CVMA | Documents | Chronic Care of the Ill Pet at Home

Chronic Care of the Ill Pet at Home

December 7, 2012

Your role as caregiver for your pet can get a whole lot more complicated if you find yourself in the role of home nurse.

Most home chronic nursing plans are straightforward though, and once you get the feel for the procedures you will be required to carry out, you should be on your way.

Sometimes other factors can make the home treatment more of a challenge. An uncooperative patient is an obvious one! It is important to make sure your veterinary health care team carefully trains you if your pet is not inclined to sit quietly during care. It is very important to prevent bites and scratches to you or family helpers, as this is a health risk and can damage the all-important loving relationship between you and your pet.

When undertaking a new nursing program, try out the procedures in the hospital first so that you are sure you can do the whole thing. Changing a bandage or cleaning a feeding tube port may seem straightforward until you try it start to finish. Sometimes, a caregiver may have limitations that the veterinary trainer may not be aware of. For example, a senior with arthritis of the fingers may have difficulty managing insulin injections at home. Let staff know if you have any limitations that concern you. Another obvious concern is handling of large or giant breed dogs with mobility problems. Care aids such as doggie harness wheelchairs and lifters can be obtained to help in this type of situation.

Sometimes physical therapy such as joint manipulations, massage or other exercises for the pet may be prescribed. If you have trouble doing these at home, there are frequently opportunities to have the staff do these at the clinic for you on a regularly scheduled basis. 

For dogs, swimming or water treadmills (water treadmills are not widely available) may be prescribed to increase mobility in an arthritic or recovering surgical patient. This provides exercise without the force of the body weight loading on the joints. If you take your dog swimming, make sure entry and exit at the water’s edge is safe. Slipping or falling can be a safety issue for a pet without good mobility. If the dog is swimming in a pool, gently rinse the chlorine out from the dogs hair coat after each swim.
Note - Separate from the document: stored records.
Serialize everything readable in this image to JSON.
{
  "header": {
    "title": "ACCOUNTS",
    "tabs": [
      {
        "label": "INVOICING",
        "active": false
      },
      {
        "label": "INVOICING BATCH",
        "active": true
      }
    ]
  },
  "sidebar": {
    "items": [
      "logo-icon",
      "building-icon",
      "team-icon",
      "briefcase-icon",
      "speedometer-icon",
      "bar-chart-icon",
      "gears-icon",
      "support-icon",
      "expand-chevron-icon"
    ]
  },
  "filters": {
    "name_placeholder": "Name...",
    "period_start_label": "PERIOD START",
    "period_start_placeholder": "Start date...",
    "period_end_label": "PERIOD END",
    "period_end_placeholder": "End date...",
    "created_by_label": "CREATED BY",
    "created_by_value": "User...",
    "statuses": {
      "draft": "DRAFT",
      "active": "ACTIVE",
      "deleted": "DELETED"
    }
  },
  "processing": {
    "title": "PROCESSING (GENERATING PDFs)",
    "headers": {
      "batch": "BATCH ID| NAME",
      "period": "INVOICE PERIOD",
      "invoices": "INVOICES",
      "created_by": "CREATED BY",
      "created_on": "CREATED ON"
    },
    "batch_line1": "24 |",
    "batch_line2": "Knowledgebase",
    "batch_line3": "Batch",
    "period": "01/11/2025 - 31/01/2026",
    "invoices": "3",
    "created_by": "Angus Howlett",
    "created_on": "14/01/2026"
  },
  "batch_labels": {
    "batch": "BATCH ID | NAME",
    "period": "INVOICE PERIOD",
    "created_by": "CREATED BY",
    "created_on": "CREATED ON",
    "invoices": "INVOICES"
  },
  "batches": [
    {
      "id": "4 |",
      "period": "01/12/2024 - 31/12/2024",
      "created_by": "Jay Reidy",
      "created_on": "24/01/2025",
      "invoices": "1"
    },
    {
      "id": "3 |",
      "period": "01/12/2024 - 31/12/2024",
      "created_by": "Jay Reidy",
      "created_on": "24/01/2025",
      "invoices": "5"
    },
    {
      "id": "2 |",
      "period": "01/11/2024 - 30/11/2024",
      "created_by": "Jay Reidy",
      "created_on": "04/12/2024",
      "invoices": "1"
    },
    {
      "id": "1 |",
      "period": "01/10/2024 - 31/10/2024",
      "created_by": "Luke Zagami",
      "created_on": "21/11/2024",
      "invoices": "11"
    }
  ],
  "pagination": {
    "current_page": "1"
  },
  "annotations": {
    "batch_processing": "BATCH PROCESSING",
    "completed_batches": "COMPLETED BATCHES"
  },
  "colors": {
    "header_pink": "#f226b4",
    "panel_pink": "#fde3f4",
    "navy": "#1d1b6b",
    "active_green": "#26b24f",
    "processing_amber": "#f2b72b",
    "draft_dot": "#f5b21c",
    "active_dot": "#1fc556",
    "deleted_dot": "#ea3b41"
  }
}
Sometimes cats with chronic kidney disease are prescribed home fluids to be given under the skin. This procedure is easy to do once you go through it a few times, and can give a sick kitty a much better quality of life.

Bandage care and application are sometimes required. It is important to remember to check the bandage regularly. Make sure it is not slipping, pinching or putting pressure on an area, and it has not become soiled or wet. Make sure you are well trained in the proper techniques as improperly applied bandages can cause serious problems. Replace them at intervals as prescribed.

When caring for pets receiving chemotherapy for cancer, it is important to remember that periodically, they can be immune system suppressed. This means that environmental germs are a greater risk to them than for a normal patient. Scrupulous attention to cleanliness and hygiene become important. Good hygiene is important for all ill pets needing home care!

Special diets, medications or nutritional supplements may also be prescribed in addition to the comfort care. It is important to establish a routine so that doses are not skipped, or double-dosed, and the family coordinates in their care efforts. Proper nutritional support is an important part of home nursing care.

As the front-line caregiver, you will be able to monitor your pet for signs of discomfort, suffering, and pain. These are not easy to gauge in pets, but a change in behaviour from what you expect is a common warning sign. A sociable cat that starts to hide, a friendly dog that growls, and a quiet pet that becomes vocal or paces are examples of changes we can see when an animal is uncomfortable. Changes in the normal posture or sleeping position, panting, shaking, urination and bowel movements out of place, and a reluctance to move can also be seen in some patients.

If in doubt, talk to your veterinarian because it is important that your pet stays comfortable at home.

Home care helps you to keep veterinary expenses to a minimum, keeps your pet in a familiar safe environment with people he knows and loves, and gives you an opportunity to provide the very best in nursing care to your pet. This is a great option for most pets with chronic health issues.